An earlier blog, The Power behind Envisioning, describes the Georgia Vision Project, one state’s effort to rally residents in support of a singular high-stakes cause—providing all children in the state with an excellent education so they can be successful in college, career, and life.
A risky endeavor, you say? You bet it is, but so far, the response to the 45 recommendations has been great, say the planners. That response could be sheer luck, but it’s doubtful.
Take, for instance, the fact that the George Lucas Foundation has tapped Whitfield County Schools in rural northwestern Georgia (where 66% of students qualify for free or reduced-price lunch) to be part of its new “Schools that Work” series. At first glance, Whitfield County, which includes five public middle schools embracing project-based learning, seems the polar opposite of the first school profiled in the series—San Diego’s High Tech High, a network of nine K–12 charter schools founded by a coalition of business leaders and educators and with an annual operating budget of about $27 million. Despite marked differences in school culture and resources, the schools share important principles: a common intellectual mission, personalization, and adult-world connections.
And herein is a lesson for us all.
Perhaps more school districts should be like Whitfield County, where educators are respected enough by the community to make decisions about what is and isn’t good for their kids; where supporting one another is a practice, not just an idea (e.g., administrators fulfill morning duties so teachers can meet and plan together); and where there is freedom to try and even fail at new ways to engage students in learning for today and tomorrow.
Recommendation 8.4 of A Vision for Public Education in Georgia is this: Develop a culture and climate that foster innovation and responsible risk-taking. Whitfield County can check this one off the list.
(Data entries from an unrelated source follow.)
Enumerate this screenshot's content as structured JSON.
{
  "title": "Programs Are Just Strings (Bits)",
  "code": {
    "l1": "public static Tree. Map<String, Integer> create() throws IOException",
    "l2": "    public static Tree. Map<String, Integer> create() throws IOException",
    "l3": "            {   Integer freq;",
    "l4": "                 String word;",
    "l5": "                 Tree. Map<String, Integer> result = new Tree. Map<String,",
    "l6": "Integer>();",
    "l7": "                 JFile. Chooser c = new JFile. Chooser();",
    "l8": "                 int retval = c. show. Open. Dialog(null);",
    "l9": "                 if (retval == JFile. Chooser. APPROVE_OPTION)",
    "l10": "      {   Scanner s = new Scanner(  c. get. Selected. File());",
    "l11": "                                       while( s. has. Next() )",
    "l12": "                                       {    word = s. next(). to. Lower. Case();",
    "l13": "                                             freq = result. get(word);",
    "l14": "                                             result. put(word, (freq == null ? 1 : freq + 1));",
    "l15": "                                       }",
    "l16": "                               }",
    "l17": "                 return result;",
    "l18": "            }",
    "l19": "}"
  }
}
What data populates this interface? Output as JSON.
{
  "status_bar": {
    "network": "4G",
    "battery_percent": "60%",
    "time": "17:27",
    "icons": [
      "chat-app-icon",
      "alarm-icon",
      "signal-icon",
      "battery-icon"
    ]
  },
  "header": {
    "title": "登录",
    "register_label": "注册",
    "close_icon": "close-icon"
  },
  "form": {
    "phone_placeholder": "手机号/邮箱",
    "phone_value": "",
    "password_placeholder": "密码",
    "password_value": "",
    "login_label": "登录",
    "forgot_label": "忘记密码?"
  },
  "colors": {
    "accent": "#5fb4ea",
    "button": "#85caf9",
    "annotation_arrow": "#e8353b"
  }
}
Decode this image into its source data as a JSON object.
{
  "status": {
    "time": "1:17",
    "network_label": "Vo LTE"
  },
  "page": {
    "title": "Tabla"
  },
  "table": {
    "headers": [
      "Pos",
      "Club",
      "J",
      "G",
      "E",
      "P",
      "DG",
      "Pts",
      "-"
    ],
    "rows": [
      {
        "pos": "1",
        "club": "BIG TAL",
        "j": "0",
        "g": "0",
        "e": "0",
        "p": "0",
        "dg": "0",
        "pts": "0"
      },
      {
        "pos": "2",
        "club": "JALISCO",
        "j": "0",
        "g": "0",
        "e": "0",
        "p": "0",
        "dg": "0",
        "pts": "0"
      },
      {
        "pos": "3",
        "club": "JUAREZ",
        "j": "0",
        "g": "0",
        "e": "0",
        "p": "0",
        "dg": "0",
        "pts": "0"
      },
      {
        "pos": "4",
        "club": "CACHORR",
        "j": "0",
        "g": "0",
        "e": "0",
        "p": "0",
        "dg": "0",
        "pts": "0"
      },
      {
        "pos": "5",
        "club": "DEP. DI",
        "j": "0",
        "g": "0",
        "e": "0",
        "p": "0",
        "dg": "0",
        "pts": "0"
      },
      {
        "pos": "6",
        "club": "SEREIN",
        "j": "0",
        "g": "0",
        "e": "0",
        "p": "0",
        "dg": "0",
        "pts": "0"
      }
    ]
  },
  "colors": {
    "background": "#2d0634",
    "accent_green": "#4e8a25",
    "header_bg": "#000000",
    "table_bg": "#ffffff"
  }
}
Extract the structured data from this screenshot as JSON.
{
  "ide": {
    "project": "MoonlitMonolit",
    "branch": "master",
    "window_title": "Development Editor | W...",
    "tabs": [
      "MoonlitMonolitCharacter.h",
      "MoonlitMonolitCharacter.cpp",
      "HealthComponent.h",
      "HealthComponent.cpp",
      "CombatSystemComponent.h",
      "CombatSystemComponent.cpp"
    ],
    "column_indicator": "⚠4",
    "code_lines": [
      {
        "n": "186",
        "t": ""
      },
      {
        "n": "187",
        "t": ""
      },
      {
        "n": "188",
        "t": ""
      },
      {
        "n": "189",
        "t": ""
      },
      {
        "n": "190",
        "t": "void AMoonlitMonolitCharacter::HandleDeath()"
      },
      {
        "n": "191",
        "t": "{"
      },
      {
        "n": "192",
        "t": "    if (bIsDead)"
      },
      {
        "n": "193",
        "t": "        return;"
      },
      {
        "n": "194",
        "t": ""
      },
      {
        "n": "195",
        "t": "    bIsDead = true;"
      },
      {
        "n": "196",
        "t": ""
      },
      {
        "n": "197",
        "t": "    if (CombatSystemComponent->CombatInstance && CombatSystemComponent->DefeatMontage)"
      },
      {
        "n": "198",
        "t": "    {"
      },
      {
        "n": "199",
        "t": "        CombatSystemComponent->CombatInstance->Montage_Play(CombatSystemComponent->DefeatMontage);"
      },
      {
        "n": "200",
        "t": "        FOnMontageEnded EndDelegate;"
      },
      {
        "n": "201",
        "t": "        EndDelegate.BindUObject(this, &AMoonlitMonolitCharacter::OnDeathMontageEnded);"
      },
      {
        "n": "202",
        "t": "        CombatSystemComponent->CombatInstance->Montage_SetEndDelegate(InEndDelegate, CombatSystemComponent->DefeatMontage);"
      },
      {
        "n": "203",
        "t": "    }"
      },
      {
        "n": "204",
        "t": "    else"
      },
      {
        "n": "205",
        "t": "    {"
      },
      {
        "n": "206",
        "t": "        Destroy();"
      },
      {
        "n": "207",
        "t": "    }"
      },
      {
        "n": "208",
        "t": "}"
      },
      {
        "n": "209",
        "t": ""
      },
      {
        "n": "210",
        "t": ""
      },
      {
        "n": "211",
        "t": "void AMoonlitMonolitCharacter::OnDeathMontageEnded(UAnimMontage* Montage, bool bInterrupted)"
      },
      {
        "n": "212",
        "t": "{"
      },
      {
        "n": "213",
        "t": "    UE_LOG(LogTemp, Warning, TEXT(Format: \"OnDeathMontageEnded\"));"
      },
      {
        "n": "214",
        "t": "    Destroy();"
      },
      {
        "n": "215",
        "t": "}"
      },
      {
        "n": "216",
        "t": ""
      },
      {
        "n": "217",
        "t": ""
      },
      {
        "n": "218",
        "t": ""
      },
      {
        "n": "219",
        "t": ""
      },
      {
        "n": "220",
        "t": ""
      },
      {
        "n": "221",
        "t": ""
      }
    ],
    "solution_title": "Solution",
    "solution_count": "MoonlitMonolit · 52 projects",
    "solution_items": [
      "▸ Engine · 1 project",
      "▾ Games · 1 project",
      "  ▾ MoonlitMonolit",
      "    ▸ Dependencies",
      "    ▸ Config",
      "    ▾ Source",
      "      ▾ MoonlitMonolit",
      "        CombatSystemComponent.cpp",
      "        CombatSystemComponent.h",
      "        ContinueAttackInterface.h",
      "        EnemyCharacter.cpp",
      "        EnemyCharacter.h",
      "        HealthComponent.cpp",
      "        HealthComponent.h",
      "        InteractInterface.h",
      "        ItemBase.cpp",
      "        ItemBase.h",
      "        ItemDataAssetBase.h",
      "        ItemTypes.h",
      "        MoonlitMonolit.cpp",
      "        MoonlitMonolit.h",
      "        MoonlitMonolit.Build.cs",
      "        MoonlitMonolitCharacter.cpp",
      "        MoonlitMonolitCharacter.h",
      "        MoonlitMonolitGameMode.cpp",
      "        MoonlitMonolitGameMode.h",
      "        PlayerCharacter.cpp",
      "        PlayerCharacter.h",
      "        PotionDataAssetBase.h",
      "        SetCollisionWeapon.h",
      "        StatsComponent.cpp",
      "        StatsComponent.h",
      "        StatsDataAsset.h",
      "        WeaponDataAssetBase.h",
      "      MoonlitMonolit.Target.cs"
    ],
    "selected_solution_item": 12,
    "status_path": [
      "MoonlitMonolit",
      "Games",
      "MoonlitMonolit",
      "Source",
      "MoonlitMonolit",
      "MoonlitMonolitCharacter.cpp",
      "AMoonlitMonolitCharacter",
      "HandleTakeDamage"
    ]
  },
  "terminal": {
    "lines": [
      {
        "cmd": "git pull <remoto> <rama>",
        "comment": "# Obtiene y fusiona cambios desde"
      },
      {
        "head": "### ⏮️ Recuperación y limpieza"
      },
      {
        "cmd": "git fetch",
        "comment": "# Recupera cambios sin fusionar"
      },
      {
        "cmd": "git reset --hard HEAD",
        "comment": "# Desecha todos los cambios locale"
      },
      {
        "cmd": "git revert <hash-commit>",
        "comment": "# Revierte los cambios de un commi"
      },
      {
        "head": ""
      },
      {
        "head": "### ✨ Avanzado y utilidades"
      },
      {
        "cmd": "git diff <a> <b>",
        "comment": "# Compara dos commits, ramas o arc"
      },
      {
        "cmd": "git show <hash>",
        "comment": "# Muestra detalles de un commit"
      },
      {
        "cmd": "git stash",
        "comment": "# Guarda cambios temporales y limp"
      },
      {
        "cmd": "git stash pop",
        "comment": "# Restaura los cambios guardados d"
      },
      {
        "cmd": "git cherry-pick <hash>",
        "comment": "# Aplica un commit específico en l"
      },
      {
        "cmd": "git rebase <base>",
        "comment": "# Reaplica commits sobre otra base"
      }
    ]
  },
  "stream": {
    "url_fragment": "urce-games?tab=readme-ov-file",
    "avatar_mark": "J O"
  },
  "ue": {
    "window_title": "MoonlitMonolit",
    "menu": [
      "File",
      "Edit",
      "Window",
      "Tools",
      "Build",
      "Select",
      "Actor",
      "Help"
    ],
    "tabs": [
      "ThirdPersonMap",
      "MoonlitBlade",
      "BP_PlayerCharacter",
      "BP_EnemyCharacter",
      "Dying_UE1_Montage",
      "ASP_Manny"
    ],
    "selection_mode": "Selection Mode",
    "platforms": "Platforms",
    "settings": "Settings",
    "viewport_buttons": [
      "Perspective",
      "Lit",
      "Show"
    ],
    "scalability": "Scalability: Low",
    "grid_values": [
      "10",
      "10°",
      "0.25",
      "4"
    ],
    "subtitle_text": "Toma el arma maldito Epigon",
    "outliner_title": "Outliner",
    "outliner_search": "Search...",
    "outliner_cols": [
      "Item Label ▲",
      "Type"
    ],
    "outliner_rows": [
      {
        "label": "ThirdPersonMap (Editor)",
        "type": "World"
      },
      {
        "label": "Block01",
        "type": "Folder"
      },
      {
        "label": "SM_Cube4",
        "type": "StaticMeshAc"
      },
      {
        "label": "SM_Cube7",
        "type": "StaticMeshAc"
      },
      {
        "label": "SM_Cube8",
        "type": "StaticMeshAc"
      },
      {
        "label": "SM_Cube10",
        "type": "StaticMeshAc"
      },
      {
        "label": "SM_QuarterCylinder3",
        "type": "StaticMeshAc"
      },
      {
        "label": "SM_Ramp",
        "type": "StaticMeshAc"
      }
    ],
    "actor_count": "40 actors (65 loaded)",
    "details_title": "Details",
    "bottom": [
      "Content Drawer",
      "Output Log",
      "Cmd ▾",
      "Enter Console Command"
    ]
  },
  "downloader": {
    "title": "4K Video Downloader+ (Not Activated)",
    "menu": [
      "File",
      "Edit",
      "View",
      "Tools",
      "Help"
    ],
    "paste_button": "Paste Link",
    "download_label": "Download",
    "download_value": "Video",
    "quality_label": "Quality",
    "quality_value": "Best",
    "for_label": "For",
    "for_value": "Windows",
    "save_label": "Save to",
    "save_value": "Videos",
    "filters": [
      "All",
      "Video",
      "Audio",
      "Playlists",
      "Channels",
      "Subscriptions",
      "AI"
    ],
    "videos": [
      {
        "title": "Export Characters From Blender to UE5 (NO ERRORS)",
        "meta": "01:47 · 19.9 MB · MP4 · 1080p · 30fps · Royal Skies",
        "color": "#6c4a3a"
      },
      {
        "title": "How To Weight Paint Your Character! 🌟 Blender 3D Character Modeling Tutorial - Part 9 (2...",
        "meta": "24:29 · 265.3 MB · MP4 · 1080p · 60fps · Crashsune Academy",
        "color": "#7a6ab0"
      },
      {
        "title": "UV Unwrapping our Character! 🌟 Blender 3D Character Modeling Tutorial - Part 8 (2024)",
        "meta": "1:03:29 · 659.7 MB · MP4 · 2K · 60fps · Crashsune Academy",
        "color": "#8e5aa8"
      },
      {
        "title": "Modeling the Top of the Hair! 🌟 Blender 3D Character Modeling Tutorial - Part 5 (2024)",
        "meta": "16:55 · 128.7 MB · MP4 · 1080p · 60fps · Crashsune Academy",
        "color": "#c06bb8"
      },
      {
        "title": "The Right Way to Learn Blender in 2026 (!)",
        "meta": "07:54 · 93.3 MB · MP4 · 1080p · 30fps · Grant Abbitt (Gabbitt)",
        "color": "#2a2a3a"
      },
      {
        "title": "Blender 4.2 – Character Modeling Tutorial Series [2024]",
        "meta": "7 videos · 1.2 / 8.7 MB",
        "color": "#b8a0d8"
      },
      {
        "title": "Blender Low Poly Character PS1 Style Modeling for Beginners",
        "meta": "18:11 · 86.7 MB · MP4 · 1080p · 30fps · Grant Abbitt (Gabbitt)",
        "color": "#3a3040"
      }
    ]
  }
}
Read why the George Lucas Foundation chose Whitfield County Schools as a “Schools that Work” school here: http://www.edutopia.org/stw-replicating-pbl-why-we-chose-strengths